When the Environmental Protection Agency created the hazardous waste generator rules in the 1980s, Small and Large Quantity Generators and hazardous waste Transportation, Storage and Disposal Facilities (TSDFs) were required to register with the EPA and obtain an EPA Identification Number.
For most Small Quantity Generators (SQGs), this was the only notification the EPA required from them. For Large Quantity Generators (LQGs) and TSDFs, however, that notification was only the beginning: they were also required to submit biennial reports by March 1 of each even-numbered year.
Biennial reports are the EPA’s way of keeping track of the number of LQGs and TSDFs, as well as the types and volumes of hazardous wastes being generated and managed throughout the United States. But because SQGs weren’t required to file biennial reports over the past 30 years, information about the actual number of SQGs and the volumes and types of wastes being generated could only be roughly estimated from information the EPA was able to pull from the data supplied by TSDFs.

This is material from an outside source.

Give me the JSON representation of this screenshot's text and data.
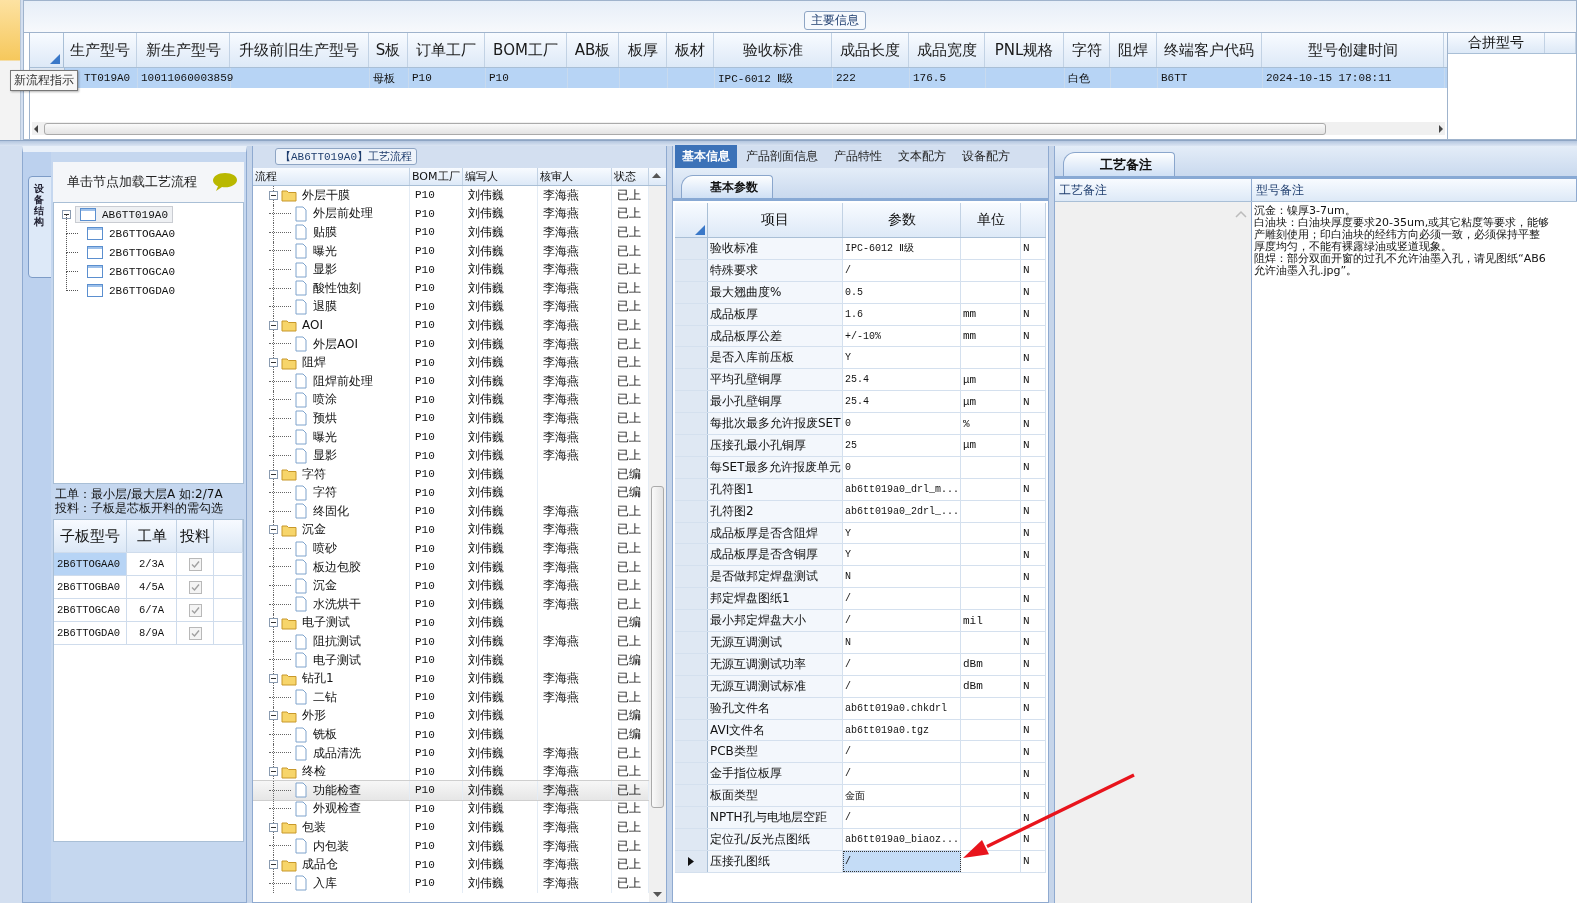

SQG facilities are also not required to notify the EPA if they close their facility, nor are they required to notify them of changes to their waste streams — unless, of course, those changes cause them to become an LQG or TSDF. This added to the uncertainty about the true number and locations of hazardous waste generators, as well as the types and volumes of wastes they were generating.
The Hazardous Waste Generator Improvement Rule published in November 2016 amended the recordkeeping requirements for SQG generators. The changes and new requirements (outlined below) will help the EPA keep a better tally on facilities’ generator statuses and the types and volumes of wastes being generated.
Each of the following must obtain an EPA Identification Number using Form 8700-12: Hazardous waste generators; large quantity handlers of universal wastes; facilities managing hazardous secondary materials; and transporters, processors, re-refiners and marketers of used oil and off-specification used oil burners. This is a multi-purpose form that is also used by LQGs and others required to submit biennial reports and other forms of notification.
LQG Reporting Requirements
By March 1 of each even-numbered year, LQGs must submit their biennial report using Form 8700-12. This also serves as their re-notification of waste generator activities [40 CFR 262.18(d)(2)]. If a LQG chooses to close their facility, they must notify the EPA no later than 30 days prior to closure, using the same form [40 CFR 262.17(a)(8)(ii)].
SQG Reporting Requirements
Starting in 2021, SQGs must re-notify the EPA of their waste generator activities using Form 8700-12. They must then re-notify EPA every four years thereafter using the same form. Notifications must be made by September 1 of each year in which re-notifications are required [40 CFR 262.18(d)(1)]. If an SQG experiences an episodic event, they must notify EPA using Form 8700-12 no later than 30 calendar days prior to a planned event or within 72 hours of an unplanned event.
VSQG Reporting Requirements
Very Small Quantity Generators (VSQGs) who experience episodic events must obtain an EPA identification number, if they do not already have one, and notify EPA using Form 8700-12 no later than 30 calendar days prior to a planned event or within 72 hours of an unplanned event.
Tallying and Clarifying
In addition to keeping track of hazardous waste in the United States, reporting helps the EPA to identify areas where rules may be unclear. Collecting information from generators helps to identify issues so that the EPA can make changes to clarify those rules or improve them so that they will be more efficient and effective.
Up next in the RCRA 101 Series, we’ll do a deep dive into waste profiles. Check it out here.